So let us not be outdone. Let us keep the festival! Our festive seasons are becoming more and more important to observe in times when festivity seems less and less appropriate, when there’s much to be done and much to be grieved, when there is terrorism and when there are refugees, when it begins to look like the world could only be changed if God himself would come and save it—it is when God must come that we most need to remember that He has come, to believe that he will come. The world of exile is longing for the God of Exodus.
So when wars are unwinnable and homelessness is beyond help, it’s time for Advent. When the prognosis is irreversible and dad still hasn’t called, it’s time for Advent. When the sky won’t send any rain to the fields and the ultrasound won’t send the waiting couple any light, it is time for Advent. When love proves weaker than grief and Goodbye proves more enduring then Hello, it is time for Advent. When we have no choice but to wait, it is time to begin waiting one the one “who acts for those who wait on him” (Isa. 64:4).

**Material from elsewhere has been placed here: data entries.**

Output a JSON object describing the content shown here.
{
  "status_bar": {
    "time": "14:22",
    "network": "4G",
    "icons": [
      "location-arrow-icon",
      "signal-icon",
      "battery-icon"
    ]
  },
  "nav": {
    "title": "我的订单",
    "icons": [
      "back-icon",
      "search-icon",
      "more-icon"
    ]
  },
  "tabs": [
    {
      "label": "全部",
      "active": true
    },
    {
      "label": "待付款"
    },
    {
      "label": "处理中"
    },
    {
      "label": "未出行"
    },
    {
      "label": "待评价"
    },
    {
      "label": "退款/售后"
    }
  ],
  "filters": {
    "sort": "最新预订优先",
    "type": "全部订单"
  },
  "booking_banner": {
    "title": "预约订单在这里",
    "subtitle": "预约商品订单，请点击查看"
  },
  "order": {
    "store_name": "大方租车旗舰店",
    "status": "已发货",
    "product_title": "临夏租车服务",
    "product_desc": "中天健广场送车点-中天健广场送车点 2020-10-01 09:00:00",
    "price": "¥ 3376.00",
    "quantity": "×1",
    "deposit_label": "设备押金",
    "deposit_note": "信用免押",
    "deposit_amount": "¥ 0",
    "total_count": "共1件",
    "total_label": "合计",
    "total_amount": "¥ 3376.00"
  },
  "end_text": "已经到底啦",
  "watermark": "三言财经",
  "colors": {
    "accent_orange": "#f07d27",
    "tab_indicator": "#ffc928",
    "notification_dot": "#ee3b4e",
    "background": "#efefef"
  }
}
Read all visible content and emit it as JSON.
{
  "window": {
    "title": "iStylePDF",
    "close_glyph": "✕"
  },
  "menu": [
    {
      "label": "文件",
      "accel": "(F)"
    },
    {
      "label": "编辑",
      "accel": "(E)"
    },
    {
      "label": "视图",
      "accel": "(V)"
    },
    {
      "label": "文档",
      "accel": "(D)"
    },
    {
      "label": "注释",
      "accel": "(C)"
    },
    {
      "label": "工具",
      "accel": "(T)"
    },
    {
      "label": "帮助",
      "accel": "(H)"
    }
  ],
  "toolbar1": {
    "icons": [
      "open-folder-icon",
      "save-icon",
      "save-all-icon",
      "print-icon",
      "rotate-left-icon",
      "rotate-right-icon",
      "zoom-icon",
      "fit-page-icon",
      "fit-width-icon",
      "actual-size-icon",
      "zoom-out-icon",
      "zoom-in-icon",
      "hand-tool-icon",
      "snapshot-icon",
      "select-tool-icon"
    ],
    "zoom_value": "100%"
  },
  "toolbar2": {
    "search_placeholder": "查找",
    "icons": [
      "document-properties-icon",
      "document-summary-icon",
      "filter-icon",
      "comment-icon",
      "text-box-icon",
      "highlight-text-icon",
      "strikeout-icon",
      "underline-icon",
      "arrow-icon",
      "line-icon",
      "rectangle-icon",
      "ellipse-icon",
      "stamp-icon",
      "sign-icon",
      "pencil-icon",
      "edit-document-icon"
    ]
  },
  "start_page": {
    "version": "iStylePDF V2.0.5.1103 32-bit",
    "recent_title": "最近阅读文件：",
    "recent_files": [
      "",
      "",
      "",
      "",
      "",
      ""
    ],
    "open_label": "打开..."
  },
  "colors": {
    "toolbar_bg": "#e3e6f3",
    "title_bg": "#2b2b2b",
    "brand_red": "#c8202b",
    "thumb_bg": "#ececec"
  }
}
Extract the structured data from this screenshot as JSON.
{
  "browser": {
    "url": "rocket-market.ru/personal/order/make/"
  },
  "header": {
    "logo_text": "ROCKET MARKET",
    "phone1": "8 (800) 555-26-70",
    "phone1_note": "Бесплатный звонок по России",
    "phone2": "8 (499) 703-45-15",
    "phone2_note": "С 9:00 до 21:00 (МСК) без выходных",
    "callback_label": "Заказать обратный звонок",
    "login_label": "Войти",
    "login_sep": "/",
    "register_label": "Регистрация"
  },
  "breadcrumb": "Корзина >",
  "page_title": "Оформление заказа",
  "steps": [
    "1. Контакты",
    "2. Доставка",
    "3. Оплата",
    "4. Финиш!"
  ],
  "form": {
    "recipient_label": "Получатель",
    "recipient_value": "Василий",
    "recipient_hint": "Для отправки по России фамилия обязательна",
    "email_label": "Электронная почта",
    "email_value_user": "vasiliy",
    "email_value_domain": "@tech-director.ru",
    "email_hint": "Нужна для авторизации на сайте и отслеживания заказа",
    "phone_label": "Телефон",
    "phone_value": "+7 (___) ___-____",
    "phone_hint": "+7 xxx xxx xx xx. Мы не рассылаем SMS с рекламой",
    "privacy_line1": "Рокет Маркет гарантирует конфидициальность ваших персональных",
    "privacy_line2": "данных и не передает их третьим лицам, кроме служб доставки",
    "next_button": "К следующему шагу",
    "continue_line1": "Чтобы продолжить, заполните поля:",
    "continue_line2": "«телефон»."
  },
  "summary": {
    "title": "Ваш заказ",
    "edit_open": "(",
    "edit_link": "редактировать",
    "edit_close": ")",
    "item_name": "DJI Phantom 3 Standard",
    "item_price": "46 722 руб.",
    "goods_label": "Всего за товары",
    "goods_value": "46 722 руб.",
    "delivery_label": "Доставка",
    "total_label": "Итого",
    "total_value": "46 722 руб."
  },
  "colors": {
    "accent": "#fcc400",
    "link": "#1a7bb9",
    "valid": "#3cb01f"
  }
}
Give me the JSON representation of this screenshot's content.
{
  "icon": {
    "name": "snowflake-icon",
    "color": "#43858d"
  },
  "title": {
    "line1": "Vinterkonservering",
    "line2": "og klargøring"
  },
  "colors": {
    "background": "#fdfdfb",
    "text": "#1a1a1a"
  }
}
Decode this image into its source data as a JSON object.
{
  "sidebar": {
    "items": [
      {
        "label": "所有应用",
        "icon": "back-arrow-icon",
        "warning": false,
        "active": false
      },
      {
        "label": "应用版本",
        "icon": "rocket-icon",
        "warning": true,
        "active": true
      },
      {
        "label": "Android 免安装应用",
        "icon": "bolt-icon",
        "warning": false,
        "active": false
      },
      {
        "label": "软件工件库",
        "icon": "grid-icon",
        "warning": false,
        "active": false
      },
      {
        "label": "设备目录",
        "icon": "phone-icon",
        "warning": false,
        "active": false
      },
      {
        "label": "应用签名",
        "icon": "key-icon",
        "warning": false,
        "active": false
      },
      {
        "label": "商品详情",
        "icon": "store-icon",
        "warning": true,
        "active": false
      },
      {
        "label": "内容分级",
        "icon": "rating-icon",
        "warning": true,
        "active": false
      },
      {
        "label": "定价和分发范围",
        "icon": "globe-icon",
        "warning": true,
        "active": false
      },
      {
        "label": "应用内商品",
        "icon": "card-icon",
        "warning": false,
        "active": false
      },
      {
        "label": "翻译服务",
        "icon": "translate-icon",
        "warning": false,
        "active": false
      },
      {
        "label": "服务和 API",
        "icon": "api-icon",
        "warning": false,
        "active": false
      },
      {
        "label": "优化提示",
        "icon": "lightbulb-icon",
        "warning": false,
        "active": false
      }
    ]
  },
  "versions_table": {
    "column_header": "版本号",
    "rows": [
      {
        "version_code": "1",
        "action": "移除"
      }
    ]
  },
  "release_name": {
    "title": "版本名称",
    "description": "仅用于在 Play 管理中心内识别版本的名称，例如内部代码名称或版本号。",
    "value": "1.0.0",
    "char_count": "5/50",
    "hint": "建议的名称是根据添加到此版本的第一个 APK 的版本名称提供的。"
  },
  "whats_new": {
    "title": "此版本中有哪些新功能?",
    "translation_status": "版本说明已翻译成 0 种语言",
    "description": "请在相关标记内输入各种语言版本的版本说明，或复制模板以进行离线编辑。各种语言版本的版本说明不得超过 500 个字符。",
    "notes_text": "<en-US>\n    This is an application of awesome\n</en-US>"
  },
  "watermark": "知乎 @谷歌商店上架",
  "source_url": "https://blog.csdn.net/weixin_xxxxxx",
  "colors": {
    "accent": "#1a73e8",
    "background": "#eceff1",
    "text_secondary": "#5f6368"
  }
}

And so it is time. It’s time to remember the God who has come who will come again. It’s time to enter again the world of waiting, the world of promise, the world where God is coming to bring to us an incomparably greater world—this one.